"The more this bill was debated, the less able people were to defend it substantively. And I say this as someone who was sort of well disposed in principle to this bill; every time you read a serious exchange between a criticism of the bill and a defense of it, the critics almost every time had the better of it. â€¦ There were so many weaknesses in the way the bill was drafted; they cobbled it together and then they said take it or leave it. And the idea that we're going to have a temporary worker program, people come for two years, and are expected to leave for another year before they can come back for two more years-they're not going to leave. So you're just recreating the problem of illegal immigrants through this bill."And on This Week, Jay Carney discussed New York mayor Michael Bloomberg's seemingly quixotic bid at the White House, noting
"Bloomberg, I would say unlike Ross Perot, is not a romantic. He would do this in order to win it. It is highly unlikely in our system that, I mean, Ross Perot did phenomenally well in 1992 and got 20 percent of the vote â€¦ he can't run in either party, he has to run as an independent, and he won't win the election."Also mentioned at the roundtable was Bloomberg's nearly inexhaustible ability to self fund--spending $500 million is not out of the question for a man worth in excess of $5 billion. Finally, Meet the Press saw Tim Russert interview the authors of Her Way: The Hopes and Ambitions of Hillary Rodham Clinton about the qualifications and ambitions of the junior senator from New York. Said Jeff Gerth,
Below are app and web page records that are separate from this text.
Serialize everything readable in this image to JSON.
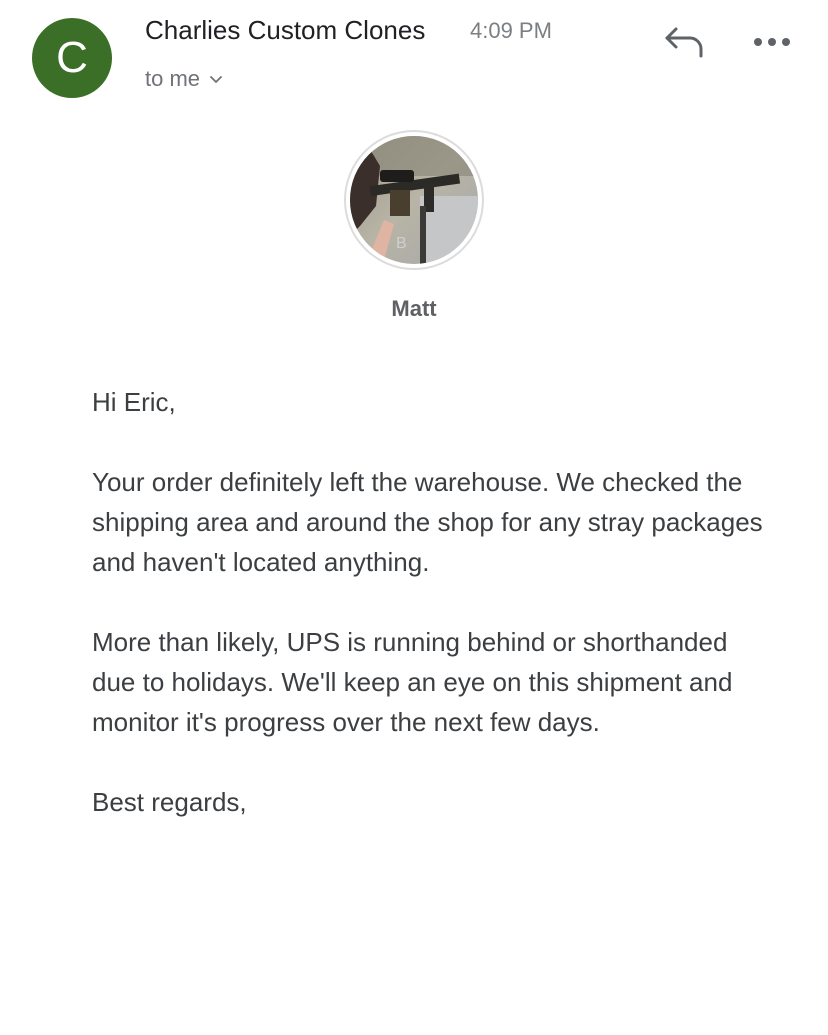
{
  "email": {
    "sender_initial": "C",
    "sender_name": "Charlies Custom Clones",
    "time": "4:09 PM",
    "recipient": "to me",
    "avatar_color": "#3b6e26"
  },
  "profile": {
    "name": "Matt"
  },
  "body": {
    "greeting": "Hi Eric,",
    "paragraph1": "Your order definitely left the warehouse. We checked the shipping area and around the shop for any stray packages and haven't located anything.",
    "paragraph2": "More than likely, UPS is running behind or shorthanded due to holidays. We'll keep an eye on this shipment and monitor it's progress over the next few days.",
    "closing": "Best regards,"
  },
  "icons": {
    "reply": "reply-icon",
    "more": "more-options-icon",
    "chevron": "chevron-down-icon"
  }
}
"Well, I think, you know, we, we spent a lot of time looking at her record as a senator, as a political leader. She's now running for president, and we felt that people needed to understand how, how she acts in the political arena and, and use that as a basis for deciding whether she's qualified to be president or not. And, you know, in essence, we sort of found that there're two Hillarys. In, in one case, there's the well-informed, the battle-tested, the diligent senator who does her homework. And then we found another Hillary. When it comes to a bump in the road--whether it's on Iraq or on energy policy or on the environment--where she has a problem, that she plays fast and loose with the facts, she won't admit a mistake, and she sort of, you know, retreats into a shell. And, you know, voters will have to decide which, which Hillary is the Hillary that might become president and is that what they want as--for their next commander in chief."